**What you have to do**
Count, please, the lines in the listing below that contain "content", and reply with the count only.

──────── Records for processing

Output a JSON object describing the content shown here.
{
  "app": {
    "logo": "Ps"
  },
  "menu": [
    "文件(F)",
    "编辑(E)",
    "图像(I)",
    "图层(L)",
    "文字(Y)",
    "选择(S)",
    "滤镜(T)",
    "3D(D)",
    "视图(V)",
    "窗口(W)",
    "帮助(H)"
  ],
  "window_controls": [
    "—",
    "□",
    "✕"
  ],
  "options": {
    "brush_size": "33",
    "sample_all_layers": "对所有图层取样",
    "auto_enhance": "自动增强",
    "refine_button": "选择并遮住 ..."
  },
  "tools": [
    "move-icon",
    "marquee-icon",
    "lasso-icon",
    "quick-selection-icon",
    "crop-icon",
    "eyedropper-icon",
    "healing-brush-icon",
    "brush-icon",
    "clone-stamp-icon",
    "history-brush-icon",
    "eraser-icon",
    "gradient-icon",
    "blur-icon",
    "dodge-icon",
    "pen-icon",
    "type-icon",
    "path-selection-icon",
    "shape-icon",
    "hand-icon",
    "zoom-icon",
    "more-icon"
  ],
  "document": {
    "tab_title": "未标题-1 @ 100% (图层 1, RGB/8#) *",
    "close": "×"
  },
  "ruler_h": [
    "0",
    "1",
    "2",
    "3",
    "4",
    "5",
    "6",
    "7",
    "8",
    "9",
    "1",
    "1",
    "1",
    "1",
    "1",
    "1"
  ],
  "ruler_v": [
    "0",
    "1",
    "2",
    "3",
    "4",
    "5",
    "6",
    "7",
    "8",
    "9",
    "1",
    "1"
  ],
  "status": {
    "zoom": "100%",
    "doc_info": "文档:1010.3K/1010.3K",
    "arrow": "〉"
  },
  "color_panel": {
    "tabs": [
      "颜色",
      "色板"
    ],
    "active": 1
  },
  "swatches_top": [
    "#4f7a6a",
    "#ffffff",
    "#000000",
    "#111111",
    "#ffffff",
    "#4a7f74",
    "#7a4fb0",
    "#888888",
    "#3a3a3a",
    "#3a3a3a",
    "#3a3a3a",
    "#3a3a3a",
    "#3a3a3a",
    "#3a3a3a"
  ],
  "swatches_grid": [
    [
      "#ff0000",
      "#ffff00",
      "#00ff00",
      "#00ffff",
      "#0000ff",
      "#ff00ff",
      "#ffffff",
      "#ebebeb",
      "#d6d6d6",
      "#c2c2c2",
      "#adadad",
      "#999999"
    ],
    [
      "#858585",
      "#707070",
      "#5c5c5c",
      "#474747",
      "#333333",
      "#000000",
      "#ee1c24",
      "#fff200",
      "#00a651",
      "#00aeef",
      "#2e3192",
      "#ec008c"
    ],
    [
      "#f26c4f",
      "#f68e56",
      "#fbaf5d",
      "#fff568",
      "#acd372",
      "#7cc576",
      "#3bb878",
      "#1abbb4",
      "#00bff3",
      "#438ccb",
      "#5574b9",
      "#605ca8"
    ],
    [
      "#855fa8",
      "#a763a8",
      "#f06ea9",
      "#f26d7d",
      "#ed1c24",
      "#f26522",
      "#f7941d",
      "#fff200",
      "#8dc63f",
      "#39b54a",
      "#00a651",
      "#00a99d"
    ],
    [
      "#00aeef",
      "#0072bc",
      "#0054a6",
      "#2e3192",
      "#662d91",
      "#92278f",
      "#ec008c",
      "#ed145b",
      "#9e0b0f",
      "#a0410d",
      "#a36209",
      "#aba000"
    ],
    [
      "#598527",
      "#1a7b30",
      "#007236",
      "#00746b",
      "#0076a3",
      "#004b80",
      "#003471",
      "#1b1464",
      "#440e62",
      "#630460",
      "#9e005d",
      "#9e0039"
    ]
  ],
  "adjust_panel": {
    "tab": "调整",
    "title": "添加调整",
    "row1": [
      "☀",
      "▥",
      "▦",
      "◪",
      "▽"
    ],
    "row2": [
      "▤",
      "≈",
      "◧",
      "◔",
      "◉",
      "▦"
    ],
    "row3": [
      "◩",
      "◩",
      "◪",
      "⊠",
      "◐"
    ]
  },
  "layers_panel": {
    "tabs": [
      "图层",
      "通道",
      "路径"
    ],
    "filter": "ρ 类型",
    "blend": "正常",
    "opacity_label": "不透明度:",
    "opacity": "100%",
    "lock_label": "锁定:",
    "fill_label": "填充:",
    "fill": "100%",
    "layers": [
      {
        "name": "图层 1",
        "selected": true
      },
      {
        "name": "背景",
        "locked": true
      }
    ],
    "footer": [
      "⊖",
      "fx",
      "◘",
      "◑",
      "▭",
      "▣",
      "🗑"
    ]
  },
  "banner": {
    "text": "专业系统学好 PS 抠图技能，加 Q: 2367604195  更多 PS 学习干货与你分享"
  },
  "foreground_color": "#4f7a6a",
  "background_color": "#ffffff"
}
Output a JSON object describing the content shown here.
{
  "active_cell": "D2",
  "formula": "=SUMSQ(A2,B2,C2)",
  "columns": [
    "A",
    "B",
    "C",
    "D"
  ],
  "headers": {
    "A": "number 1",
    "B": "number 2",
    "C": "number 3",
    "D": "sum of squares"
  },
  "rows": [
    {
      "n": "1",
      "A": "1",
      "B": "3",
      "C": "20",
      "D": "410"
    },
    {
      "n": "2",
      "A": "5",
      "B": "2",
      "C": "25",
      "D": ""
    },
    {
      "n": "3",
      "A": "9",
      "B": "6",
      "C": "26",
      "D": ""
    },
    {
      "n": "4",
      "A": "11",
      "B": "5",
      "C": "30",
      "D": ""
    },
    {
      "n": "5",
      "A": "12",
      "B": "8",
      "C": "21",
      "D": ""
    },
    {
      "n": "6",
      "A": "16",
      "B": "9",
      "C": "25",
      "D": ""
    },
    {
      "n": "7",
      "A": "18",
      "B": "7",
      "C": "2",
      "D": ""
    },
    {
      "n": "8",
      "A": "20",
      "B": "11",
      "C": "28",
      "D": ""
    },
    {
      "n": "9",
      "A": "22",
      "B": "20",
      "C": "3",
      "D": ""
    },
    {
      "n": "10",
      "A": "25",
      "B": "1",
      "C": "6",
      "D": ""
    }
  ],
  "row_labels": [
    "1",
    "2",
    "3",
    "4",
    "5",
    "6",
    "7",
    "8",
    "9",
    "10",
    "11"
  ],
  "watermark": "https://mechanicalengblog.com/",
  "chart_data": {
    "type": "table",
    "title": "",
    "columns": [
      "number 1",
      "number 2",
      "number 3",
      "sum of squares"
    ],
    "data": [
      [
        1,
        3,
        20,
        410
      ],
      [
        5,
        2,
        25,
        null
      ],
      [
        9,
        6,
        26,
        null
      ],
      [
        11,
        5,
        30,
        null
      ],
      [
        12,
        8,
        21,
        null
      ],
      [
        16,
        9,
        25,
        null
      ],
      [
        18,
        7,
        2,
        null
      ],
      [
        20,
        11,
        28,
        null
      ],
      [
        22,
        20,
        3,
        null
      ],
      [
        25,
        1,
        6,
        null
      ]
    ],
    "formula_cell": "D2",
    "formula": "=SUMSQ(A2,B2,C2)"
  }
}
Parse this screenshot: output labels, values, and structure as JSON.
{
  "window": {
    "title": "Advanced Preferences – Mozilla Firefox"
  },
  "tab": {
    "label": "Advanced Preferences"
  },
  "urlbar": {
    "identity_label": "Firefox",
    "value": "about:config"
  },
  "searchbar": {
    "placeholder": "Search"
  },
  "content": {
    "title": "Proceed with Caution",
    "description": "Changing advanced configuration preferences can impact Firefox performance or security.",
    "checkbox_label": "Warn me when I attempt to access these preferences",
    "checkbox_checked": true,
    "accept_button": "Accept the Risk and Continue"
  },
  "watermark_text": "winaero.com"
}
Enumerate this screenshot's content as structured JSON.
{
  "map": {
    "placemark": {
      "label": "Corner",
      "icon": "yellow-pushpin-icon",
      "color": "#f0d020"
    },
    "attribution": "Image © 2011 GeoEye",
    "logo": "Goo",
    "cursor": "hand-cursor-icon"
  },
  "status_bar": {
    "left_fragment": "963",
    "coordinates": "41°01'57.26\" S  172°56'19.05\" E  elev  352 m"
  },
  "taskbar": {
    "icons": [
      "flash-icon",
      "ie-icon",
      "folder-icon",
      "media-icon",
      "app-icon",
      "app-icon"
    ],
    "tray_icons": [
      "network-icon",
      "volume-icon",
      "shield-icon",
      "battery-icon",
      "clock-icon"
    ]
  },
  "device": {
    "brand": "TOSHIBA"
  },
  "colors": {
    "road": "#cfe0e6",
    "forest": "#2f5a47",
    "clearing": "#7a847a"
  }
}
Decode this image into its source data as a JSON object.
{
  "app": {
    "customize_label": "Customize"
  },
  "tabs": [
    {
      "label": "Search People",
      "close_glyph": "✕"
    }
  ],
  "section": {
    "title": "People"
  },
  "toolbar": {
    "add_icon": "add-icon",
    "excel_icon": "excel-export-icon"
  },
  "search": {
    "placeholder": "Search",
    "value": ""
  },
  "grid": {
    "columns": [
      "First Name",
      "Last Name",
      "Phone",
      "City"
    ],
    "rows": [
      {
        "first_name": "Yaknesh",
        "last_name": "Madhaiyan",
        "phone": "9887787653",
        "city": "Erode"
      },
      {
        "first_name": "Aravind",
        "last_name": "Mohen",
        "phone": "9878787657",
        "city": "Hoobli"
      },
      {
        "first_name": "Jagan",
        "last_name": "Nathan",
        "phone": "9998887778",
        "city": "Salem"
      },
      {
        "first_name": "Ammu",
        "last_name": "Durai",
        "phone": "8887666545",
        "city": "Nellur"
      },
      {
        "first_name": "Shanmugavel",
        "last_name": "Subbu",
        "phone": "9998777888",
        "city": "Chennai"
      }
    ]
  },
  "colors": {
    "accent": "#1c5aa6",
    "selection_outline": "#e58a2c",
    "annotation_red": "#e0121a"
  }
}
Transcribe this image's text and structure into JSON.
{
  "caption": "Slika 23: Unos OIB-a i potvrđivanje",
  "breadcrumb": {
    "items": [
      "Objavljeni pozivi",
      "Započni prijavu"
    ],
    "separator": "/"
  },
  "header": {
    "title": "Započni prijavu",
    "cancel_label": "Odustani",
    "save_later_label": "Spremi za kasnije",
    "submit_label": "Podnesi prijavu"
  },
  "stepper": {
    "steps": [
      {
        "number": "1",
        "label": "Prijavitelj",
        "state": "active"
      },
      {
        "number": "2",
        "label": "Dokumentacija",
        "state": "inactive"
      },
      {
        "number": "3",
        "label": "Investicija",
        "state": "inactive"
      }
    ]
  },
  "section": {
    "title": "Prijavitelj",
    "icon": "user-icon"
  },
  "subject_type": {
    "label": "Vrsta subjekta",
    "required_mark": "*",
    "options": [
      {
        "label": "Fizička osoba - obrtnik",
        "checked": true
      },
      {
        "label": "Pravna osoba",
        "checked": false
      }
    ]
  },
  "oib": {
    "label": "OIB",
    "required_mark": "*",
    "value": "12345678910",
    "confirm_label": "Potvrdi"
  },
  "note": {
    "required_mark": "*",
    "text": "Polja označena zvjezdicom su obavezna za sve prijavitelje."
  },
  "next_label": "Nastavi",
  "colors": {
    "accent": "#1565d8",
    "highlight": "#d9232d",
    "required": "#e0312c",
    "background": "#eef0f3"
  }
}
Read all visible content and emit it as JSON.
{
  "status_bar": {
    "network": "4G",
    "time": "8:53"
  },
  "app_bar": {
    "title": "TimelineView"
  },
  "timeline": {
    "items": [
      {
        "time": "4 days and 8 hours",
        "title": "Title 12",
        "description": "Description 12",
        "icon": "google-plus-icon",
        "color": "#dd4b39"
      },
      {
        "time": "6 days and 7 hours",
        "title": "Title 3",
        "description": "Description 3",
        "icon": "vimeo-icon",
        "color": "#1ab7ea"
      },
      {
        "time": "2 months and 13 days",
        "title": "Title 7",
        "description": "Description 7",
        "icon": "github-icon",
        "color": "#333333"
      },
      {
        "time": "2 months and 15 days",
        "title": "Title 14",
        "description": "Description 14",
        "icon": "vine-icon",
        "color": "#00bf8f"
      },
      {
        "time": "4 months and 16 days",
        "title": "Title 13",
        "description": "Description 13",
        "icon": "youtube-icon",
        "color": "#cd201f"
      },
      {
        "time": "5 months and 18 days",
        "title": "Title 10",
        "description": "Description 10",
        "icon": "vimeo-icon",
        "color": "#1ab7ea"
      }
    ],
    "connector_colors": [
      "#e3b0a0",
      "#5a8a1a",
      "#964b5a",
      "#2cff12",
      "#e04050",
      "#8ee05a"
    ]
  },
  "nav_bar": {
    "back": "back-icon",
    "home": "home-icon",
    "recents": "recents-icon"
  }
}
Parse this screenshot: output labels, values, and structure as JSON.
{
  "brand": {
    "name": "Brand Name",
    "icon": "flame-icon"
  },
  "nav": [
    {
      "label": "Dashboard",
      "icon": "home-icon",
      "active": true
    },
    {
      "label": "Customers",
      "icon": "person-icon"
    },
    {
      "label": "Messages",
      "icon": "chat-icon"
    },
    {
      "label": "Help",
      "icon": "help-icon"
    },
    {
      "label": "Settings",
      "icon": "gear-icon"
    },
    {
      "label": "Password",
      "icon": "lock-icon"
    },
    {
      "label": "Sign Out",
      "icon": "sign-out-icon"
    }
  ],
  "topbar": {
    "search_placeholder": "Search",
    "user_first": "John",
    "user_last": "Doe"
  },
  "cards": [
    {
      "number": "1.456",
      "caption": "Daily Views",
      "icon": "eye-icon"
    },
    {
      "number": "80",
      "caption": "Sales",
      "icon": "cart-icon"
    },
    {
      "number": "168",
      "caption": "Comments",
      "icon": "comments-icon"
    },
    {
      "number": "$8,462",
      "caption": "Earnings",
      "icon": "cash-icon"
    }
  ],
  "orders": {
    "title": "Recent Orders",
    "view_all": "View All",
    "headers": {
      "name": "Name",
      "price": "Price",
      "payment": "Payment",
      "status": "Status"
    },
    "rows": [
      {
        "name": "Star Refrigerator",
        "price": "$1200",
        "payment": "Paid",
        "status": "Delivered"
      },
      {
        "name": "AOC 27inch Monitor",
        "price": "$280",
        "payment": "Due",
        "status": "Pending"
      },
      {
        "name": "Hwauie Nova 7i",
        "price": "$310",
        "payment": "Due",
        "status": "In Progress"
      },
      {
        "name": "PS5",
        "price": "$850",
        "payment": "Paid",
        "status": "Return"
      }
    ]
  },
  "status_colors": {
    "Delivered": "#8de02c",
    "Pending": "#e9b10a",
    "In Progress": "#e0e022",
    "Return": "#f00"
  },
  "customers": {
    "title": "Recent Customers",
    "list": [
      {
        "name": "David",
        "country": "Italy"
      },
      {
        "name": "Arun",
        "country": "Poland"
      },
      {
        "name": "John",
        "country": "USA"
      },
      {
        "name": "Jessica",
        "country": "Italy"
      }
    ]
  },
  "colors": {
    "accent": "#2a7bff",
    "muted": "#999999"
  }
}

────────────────

**Answer below**
5